So with all that in mind, I’ve been sewing! And itching to sew, in fact! The Nell Gwyn dress is still on for the Costume College gala, even those many of my fellow mistresses have fallen by the wayside — but that’s okay! I’m really excited about experimenting with some historical techniques that I haven’t tried, and working on an era I’ve never done, but there are also some shortcuts that I am taking. The camera has gone AWOL, so as soon as I find it there’ll be an update… but yay! for costuming on my own terms and for my own love of it, and not for the imagined expectations of others (which really don’t exist, anyway!).

totally random

Sewing Room!

In what should be a week of many updates, let’s start small! I’ve finished moving (falls over in exhaustion), and spent some time post-Costume College moving into and organizing my sewing room. This is my first ever sewing room – previously I would take over the living room in various small apartments, and then in our slightly bigger house, we had the sewing-room-that-I-let-my-husband-sleep-in.

It’s small, but it’s ALL MINE and has no giant bed taking up valuable room! The best part was going to Ikea and buying a modular wardrobe shelving set. It has standard shelves, but also mounted/pull-out plastic bins and this sectioned drawer, which provided a nice hour of organizing trims. Yay sewing room! It’s already been great to go in there, make a mess, and then shut the door on said mess until I’m ready to pick it up again. Plus there is now room for things like wigs-on-heads and wire and the patterns are all organized chronologically by era and…

totally random

Costume in Historical Fiction

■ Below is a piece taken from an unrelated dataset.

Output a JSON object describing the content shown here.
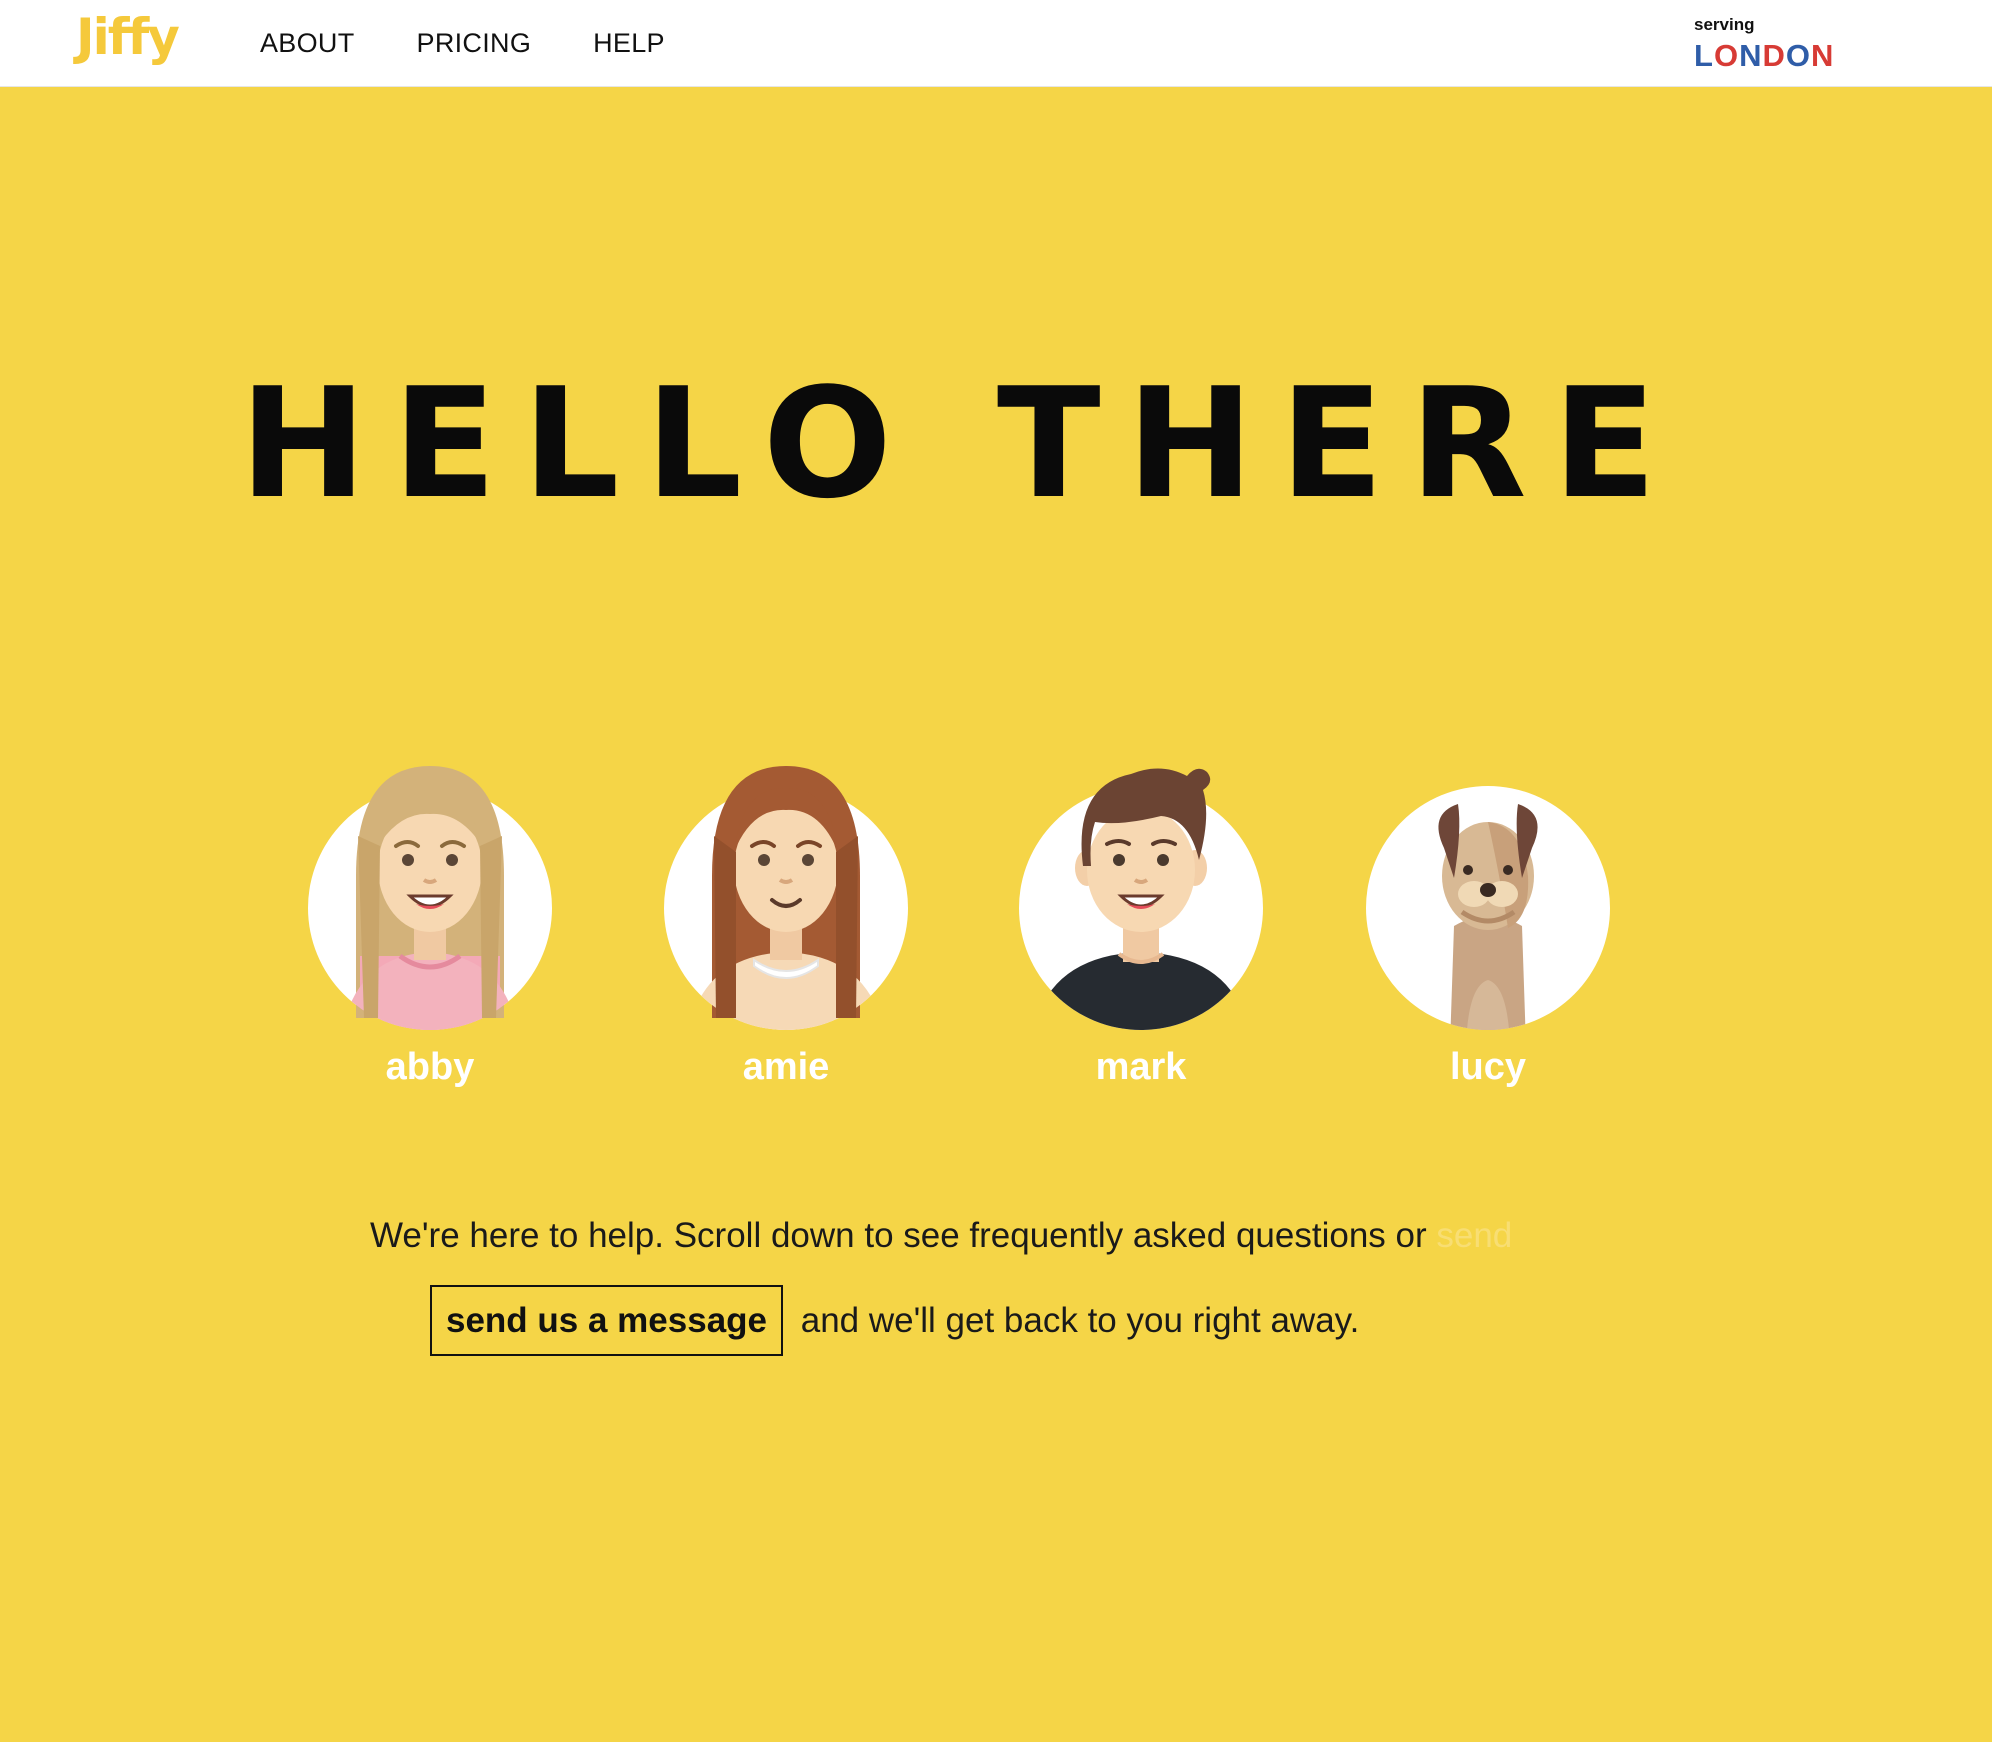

So I love historical fiction. I prefer the well researched, but give me decently written shlock (such as The Other Boleyn Girl) and I’ll read and enjoy it for what it is despite the historical inaccuracies. But something has been getting on my nerves lately, and it’s time to rant!

The latest trend in historical fiction book covers, at least for those books about women, seems to be “photograph of woman in ‘period’ costume, with face cropped or obscured.” Gone are the days of using a portrait of the subject on the cover, or even a somewhat-of-the-era painting. Now, I was okay with this trend as I read The Other Boleyn Girl – nice silhouette, even if that stomacher is large and I’m not too sure what’s going on with her hood. Liked The Queen’s Fool – pretty shade of green, kind of Florentine-esque sleeves, there’s boning in that bodice yay!

But I started to get irritated when I read The Boleyn Inheritance — I’m guessing that’s supposed to be Jane Boleyn or Catherine Howard (it had better not be Anne of Cleves!). Why is her hair down? Why does her bodice fit her so loosely? What’s with the bustline of her lady in waiting?

But I’m drawing the line at Carolly Erickson’s The Last Wife of Henry Viii:

Could they have bought a cheaper fabric (what, Joann’s upholstery remnants too expensive?)? What’s with the crappy rickrack trim? The lack of undersleeve? The bodice silhouette (Were they going for the “most wrinkles on a badly fitted, no underpinnings bodice” award?)? THE CRAPPY PLASTIC PEARLS SEWN TO THE NECKLINE? Pant. Pant. I am filled with hate.